Arriving late at the wake, I also remember hearing Gerry Rafferty on the radio.
Digging through the R’s and the S’s on the shelves behind me, I find four Rafferty or Stealers Wheel records before unearthing “City To City,” his breakthrough solo LP from 1978. You know the one. Everyone had it once. It’s been reissued on 180-gram vinyl — if you want to pay $25 — but is a fairly common sight in the used vinyl bins for $1 or $2.
But some of my best memories of Gerry Rafferty are of some of the deep cuts from the albums from a time when the spotlight had passed him by. Then I start playing those records, something I’ve not done in probably 25 years. The memories come back in a rush. The songs, the harmonies, are timeless.
Here are some of those songs, from a couple of albums that followed “City To City.” They’ve endured, at least for me. A musician can’t ask for much more.
“Welcome to Hollywood” and “Syncopatin’ Sandy,” Gerry Rafferty, from “Snakes and Ladders,” 1980. It’s out of print.

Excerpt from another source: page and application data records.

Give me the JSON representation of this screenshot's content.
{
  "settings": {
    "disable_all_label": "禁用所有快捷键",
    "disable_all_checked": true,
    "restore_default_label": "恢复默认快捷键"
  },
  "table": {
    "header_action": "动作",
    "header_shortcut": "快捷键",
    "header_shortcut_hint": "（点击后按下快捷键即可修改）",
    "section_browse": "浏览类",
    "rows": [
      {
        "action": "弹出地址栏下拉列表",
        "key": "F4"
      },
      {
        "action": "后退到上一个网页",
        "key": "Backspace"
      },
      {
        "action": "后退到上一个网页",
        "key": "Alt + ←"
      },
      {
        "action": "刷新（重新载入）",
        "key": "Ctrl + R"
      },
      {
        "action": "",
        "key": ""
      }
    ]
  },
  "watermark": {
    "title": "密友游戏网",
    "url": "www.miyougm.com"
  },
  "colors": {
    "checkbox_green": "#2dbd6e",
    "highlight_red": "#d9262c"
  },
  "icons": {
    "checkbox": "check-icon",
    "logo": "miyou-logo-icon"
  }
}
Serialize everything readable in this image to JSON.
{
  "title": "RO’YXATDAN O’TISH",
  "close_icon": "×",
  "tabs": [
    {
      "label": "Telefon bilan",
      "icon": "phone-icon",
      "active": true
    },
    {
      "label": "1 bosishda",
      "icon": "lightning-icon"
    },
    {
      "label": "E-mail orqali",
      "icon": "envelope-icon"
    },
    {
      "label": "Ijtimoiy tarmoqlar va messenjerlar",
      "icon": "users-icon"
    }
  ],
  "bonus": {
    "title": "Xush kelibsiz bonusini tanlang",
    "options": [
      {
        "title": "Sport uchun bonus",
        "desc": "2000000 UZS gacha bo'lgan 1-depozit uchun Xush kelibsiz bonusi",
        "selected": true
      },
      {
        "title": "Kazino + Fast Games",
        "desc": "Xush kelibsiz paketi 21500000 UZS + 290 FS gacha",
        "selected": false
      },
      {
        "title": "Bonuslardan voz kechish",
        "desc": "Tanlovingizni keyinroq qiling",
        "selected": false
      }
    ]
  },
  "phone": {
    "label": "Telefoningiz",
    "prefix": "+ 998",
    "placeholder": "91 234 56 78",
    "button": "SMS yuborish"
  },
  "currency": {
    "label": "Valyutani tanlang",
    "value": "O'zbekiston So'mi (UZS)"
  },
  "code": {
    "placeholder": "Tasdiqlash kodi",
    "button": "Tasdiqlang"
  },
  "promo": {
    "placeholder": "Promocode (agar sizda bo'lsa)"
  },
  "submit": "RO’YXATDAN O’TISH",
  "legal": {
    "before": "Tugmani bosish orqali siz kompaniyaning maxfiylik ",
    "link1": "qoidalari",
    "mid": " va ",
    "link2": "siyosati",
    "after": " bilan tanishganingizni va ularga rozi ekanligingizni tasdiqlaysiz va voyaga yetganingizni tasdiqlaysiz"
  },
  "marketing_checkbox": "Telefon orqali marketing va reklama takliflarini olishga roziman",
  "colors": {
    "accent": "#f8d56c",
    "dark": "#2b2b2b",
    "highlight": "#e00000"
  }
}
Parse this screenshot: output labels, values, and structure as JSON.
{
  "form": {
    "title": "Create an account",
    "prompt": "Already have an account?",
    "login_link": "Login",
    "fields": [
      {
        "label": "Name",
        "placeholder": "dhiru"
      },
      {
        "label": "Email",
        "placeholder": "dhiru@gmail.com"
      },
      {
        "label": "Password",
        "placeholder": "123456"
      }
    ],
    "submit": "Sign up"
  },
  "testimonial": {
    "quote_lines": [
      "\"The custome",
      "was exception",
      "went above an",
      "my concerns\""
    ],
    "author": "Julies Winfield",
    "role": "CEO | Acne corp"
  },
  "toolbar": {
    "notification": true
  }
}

“Welcome to Hollywood” shows Rafferty’s disdain for fame. He’s confident enough to draw on his time as a star, writing “stuck in the middle with the blues again.” The intro and outro are dead-on parodies of hangers-on. In “Syncopatin’ Sandy,” ostensibly about a whiskey-fueled music hall piano player, the often alcohol-fueled Rafferty wonders “how long, how long” he can keep going.
“Sleepwalking” and “The Right Moment,” Gerry Rafferty, from “Sleepwalking,” 1982. It’s out of print.

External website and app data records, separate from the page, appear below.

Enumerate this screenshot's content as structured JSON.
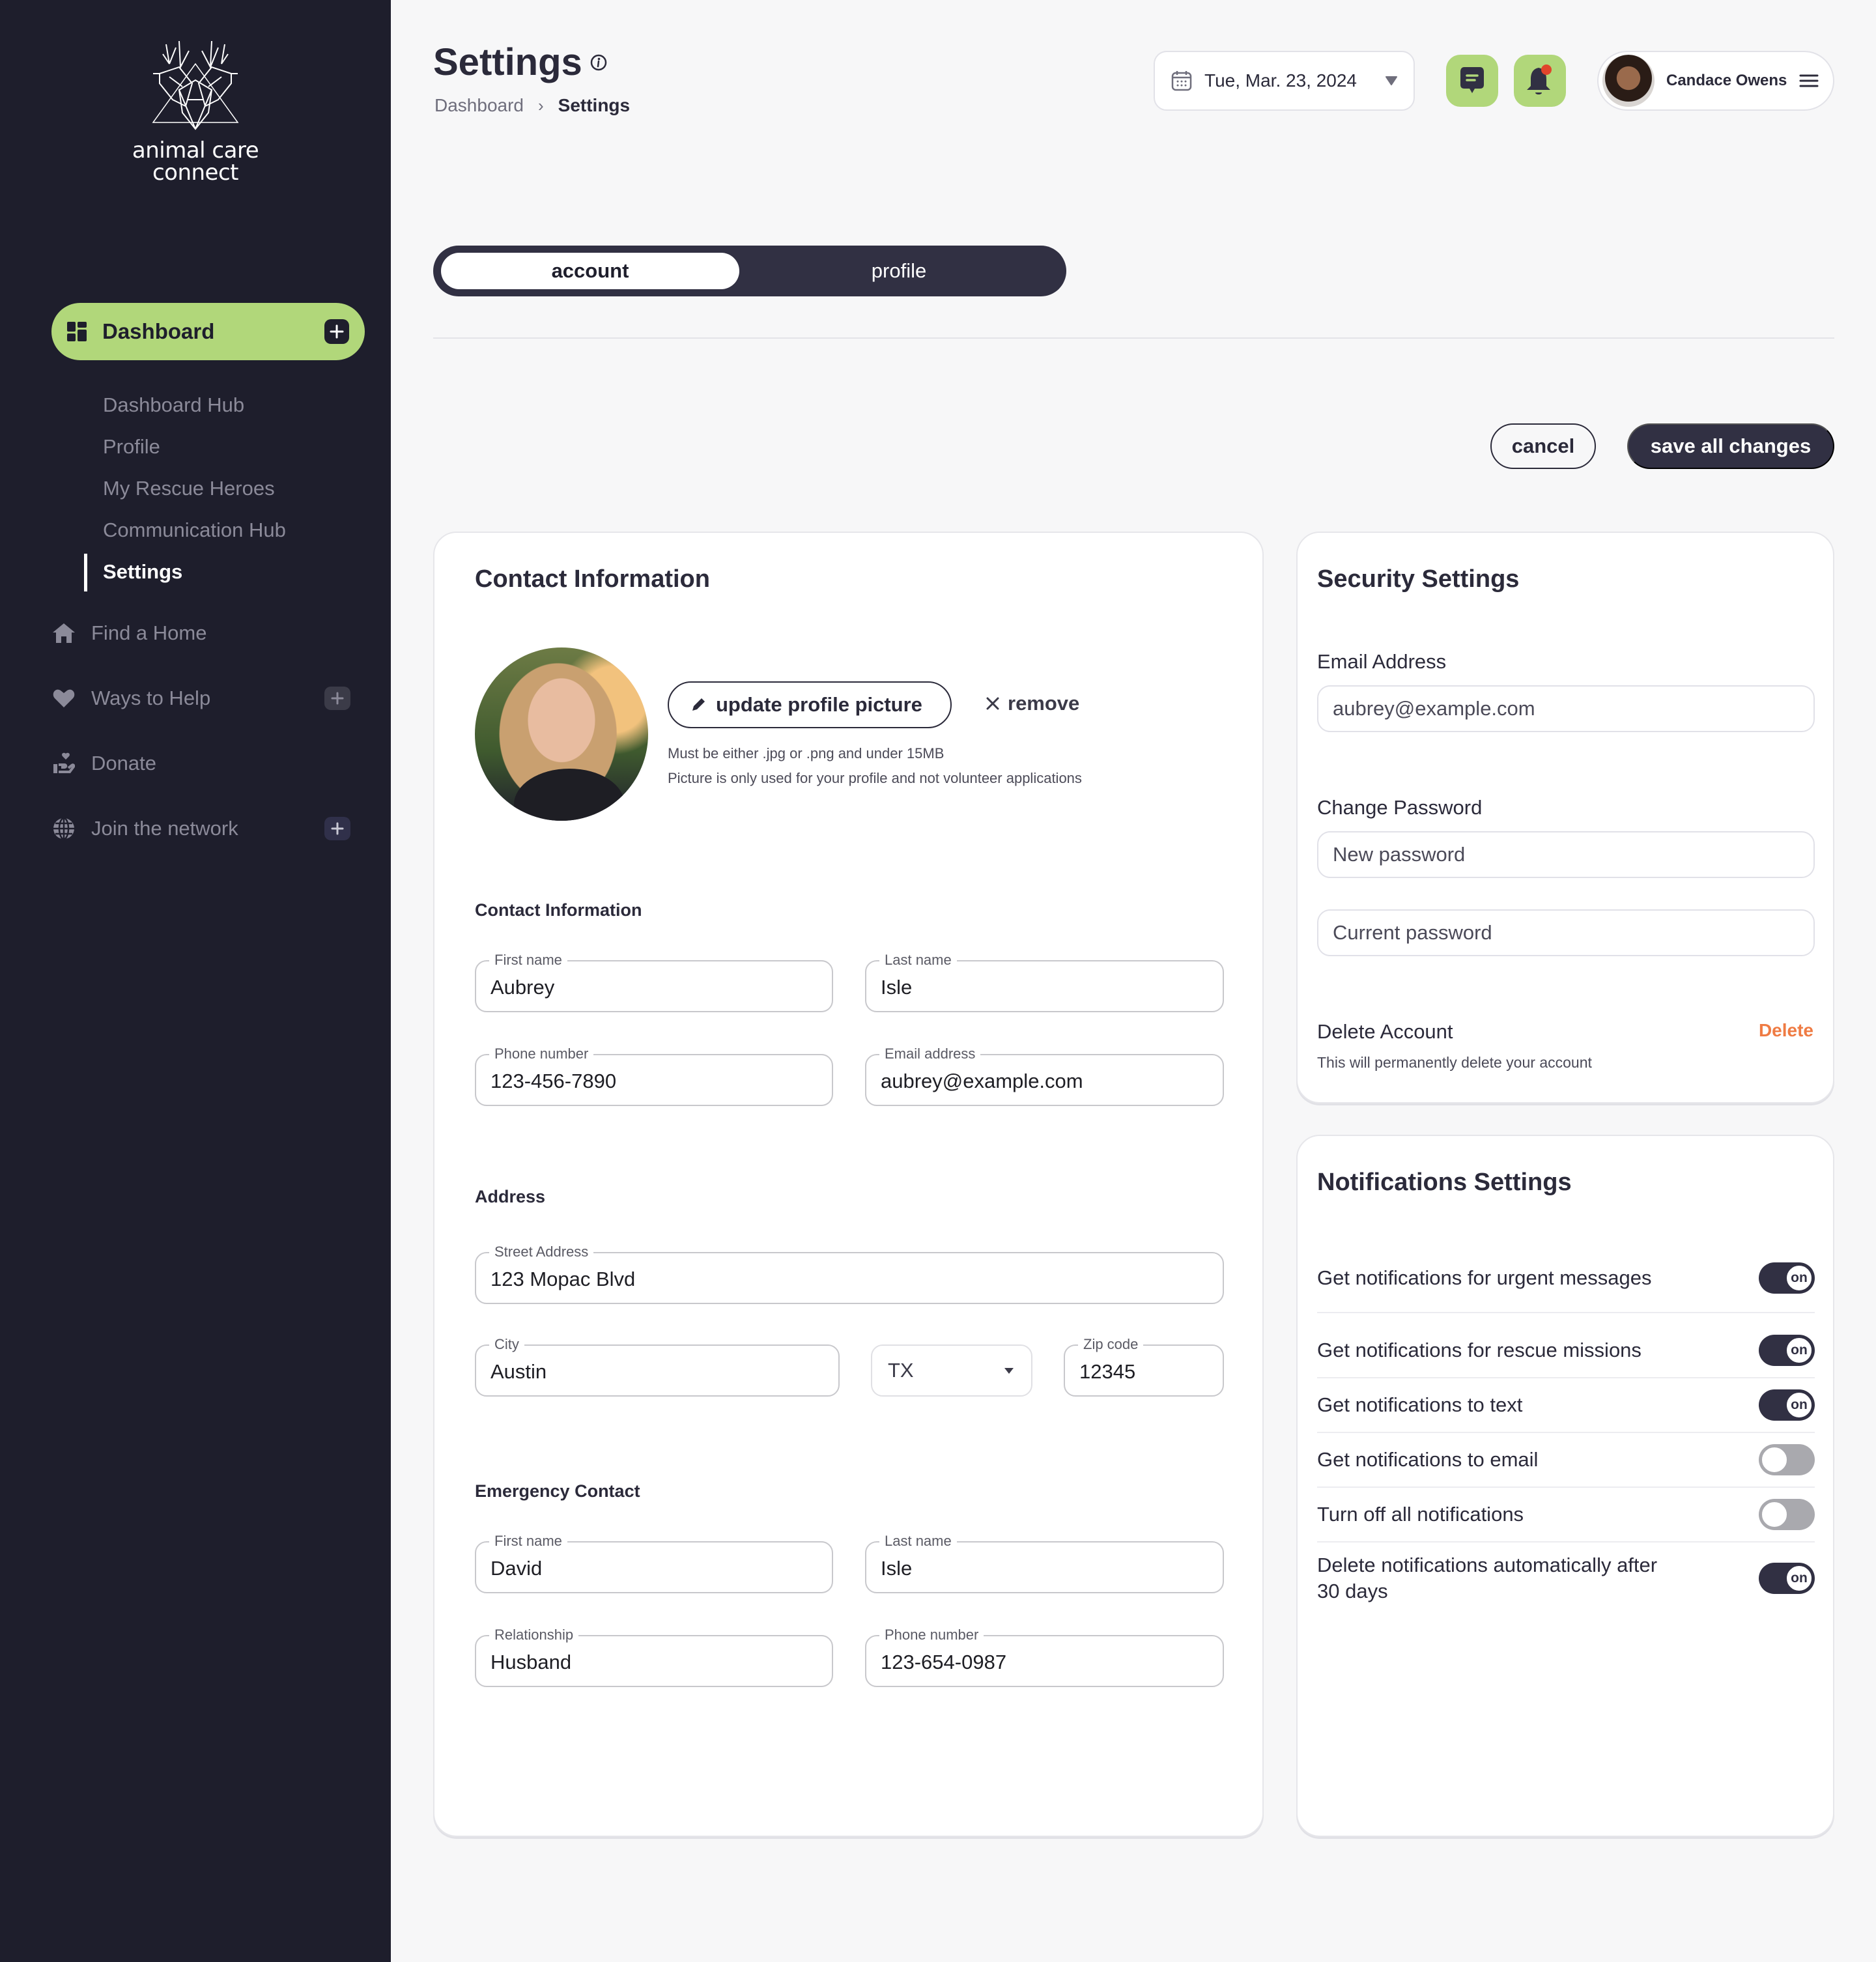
{
  "brand": {
    "line1": "animal care",
    "line2": "connect"
  },
  "sidebar": {
    "dashboard_label": "Dashboard",
    "sub_items": [
      {
        "label": "Dashboard Hub",
        "active": false
      },
      {
        "label": "Profile",
        "active": false
      },
      {
        "label": "My Rescue Heroes",
        "active": false
      },
      {
        "label": "Communication Hub",
        "active": false
      },
      {
        "label": "Settings",
        "active": true
      }
    ],
    "items": [
      {
        "label": "Find a Home",
        "icon": "home-icon",
        "expandable": false
      },
      {
        "label": "Ways to Help",
        "icon": "heart-icon",
        "expandable": true
      },
      {
        "label": "Donate",
        "icon": "donate-hand-icon",
        "expandable": false
      },
      {
        "label": "Join the network",
        "icon": "globe-icon",
        "expandable": true
      }
    ]
  },
  "header": {
    "title": "Settings",
    "breadcrumb": [
      "Dashboard",
      "Settings"
    ],
    "date": "Tue, Mar. 23, 2024",
    "user_name": "Candace Owens",
    "has_notification": true
  },
  "tabs": [
    {
      "label": "account",
      "active": true
    },
    {
      "label": "profile",
      "active": false
    }
  ],
  "actions": {
    "cancel": "cancel",
    "save": "save all changes"
  },
  "contact_card": {
    "title": "Contact Information",
    "update_picture": "update profile picture",
    "remove": "remove",
    "hint1": "Must be either .jpg or .png and under 15MB",
    "hint2": "Picture is only used for your profile and not volunteer applications",
    "contact_section": "Contact Information",
    "first_name": {
      "label": "First name",
      "value": "Aubrey"
    },
    "last_name": {
      "label": "Last name",
      "value": "Isle"
    },
    "phone": {
      "label": "Phone number",
      "value": "123-456-7890"
    },
    "email": {
      "label": "Email address",
      "value": "aubrey@example.com"
    },
    "address_section": "Address",
    "street": {
      "label": "Street Address",
      "value": "123 Mopac Blvd"
    },
    "city": {
      "label": "City",
      "value": "Austin"
    },
    "state": {
      "value": "TX"
    },
    "zip": {
      "label": "Zip code",
      "value": "12345"
    },
    "emergency_section": "Emergency Contact",
    "em_first_name": {
      "label": "First name",
      "value": "David"
    },
    "em_last_name": {
      "label": "Last name",
      "value": "Isle"
    },
    "em_relationship": {
      "label": "Relationship",
      "value": "Husband"
    },
    "em_phone": {
      "label": "Phone number",
      "value": "123-654-0987"
    }
  },
  "security_card": {
    "title": "Security Settings",
    "email_label": "Email Address",
    "email_value": "aubrey@example.com",
    "password_label": "Change Password",
    "new_password_placeholder": "New password",
    "current_password_placeholder": "Current password",
    "delete_label": "Delete Account",
    "delete_link": "Delete",
    "delete_hint": "This will permanently delete your account"
  },
  "notifications_card": {
    "title": "Notifications Settings",
    "on_text": "on",
    "items": [
      {
        "label": "Get notifications for urgent messages",
        "on": true
      },
      {
        "label": "Get notifications for rescue missions",
        "on": true
      },
      {
        "label": "Get notifications to text",
        "on": true
      },
      {
        "label": "Get notifications to email",
        "on": false
      },
      {
        "label": "Turn off all notifications",
        "on": false
      },
      {
        "label": "Delete notifications automatically after 30 days",
        "on": true
      }
    ]
  },
  "colors": {
    "sidebar_bg": "#1e1e2c",
    "accent_green": "#b1d77a",
    "dark_primary": "#313043",
    "danger_orange": "#ef7b43",
    "notification_dot": "#e0452b"
  }
}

I’ve had the infectious drumbeats of “Sleepwalking” rattling around in my head since hearing it again for the first time in many years. “The Right Moment” is a gentle counter to it, all piano and synths, something that fits nicely next to …
“The Way It Always Starts,” Gerry Rafferty, from the “Local Hero” soundtrack, 1983. Accompanied by Mark Knopfler, Alan Clark, Neil Jason and Steve Jordan. “Local Hero” remains one of my favorite films.

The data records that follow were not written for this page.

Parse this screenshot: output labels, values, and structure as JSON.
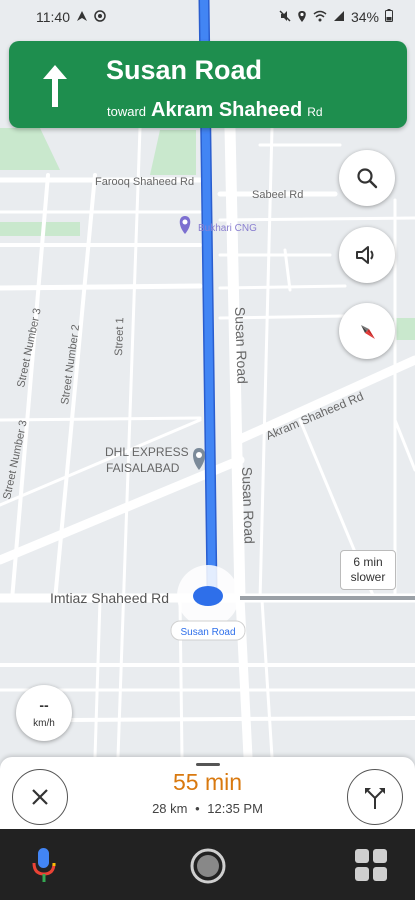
{
  "status_bar": {
    "time": "11:40",
    "battery": "34%",
    "left_icons": [
      "navigation-icon",
      "globe-icon"
    ],
    "right_icons": [
      "mute-icon",
      "location-icon",
      "wifi-icon",
      "signal-icon",
      "battery-icon"
    ]
  },
  "navigation": {
    "street": "Susan Road",
    "toward_word": "toward",
    "toward_street": "Akram Shaheed",
    "toward_suffix": "Rd",
    "maneuver_icon": "arrow-up-icon"
  },
  "map": {
    "labels": {
      "farooq": "Farooq Shaheed Rd",
      "sabeel": "Sabeel Rd",
      "bukhari": "Bukhari CNG",
      "street3a": "Street Number 3",
      "street3b": "Street Number 3",
      "street2": "Street Number 2",
      "street1": "Street 1",
      "susan_upper": "Susan Road",
      "susan_lower": "Susan Road",
      "akram": "Akram Shaheed Rd",
      "dhl1": "DHL EXPRESS",
      "dhl2": "FAISALABAD",
      "imtiaz": "Imtiaz Shaheed Rd",
      "current_road": "Susan Road"
    }
  },
  "callout": {
    "line1": "6 min",
    "line2": "slower"
  },
  "speed": {
    "value": "--",
    "unit": "km/h"
  },
  "trip": {
    "eta": "55 min",
    "distance": "28 km",
    "separator": "•",
    "arrival": "12:35 PM"
  },
  "colors": {
    "banner": "#1e8e4e",
    "route": "#4285f4",
    "eta": "#d9790f",
    "map_bg": "#e9ecef",
    "road": "#ffffff",
    "park": "#c9e8cd"
  }
}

This song, written by Knopfler, was one of the last things Rafferty did until resurfacing five years later with the “North and South” album.
And a charming tribute.
“Baker Street,” a laid-back acoustic cover by my friend Alan Wilkis, a solo musician from Brooklyn. Alan can’t remember exactly when he did this, but he thinks it was four or five years ago.
5 responses to “Detoured from Baker Street”
Thanks for this stuff. Always interested to hear the songs that matter to somebody else from artists who matter to me.
Having listened to all this stuff in the last hour now, I’d rank “The Way It Always Starts,” which I’d never heard until today, among my all-time favorite Rafferty tunes. Lovely performance.
Summer 1979…my weekdays were spent working on my Dad’s farm and hauling load after load of baled hay, giving me the chance to crank the radio every time “Get It Right Next Time” was played on Madison’s 1480AM WISM. Later that summer, I began working some weekend airshifts on WXXQ in Freeport, Illinois where I got to play that song on the radio for a paycheck. A wonderful summer, indeed!
Nice tribute. Thanks.
Alan Wilkis’ cover of “Baker Street” is a treat too.
“Get It Right Next Time” is a discovery, alright! I became more of a Stealer’s Wheel fan in later years for the way they did folk-rock and killer pop hooks (although my college GF and I considered ‘Baker Street’ to be “our song” and I certainly liked the followup singles, I never owned a Gerry album). As I get older I realize I shouldn’t be a snob about popular stuff … it was popular for a reason! There are no guilty pleasures, only pleasures. Thanks again for the links to the other blogs, lots of great pre-solo Gerry to be had.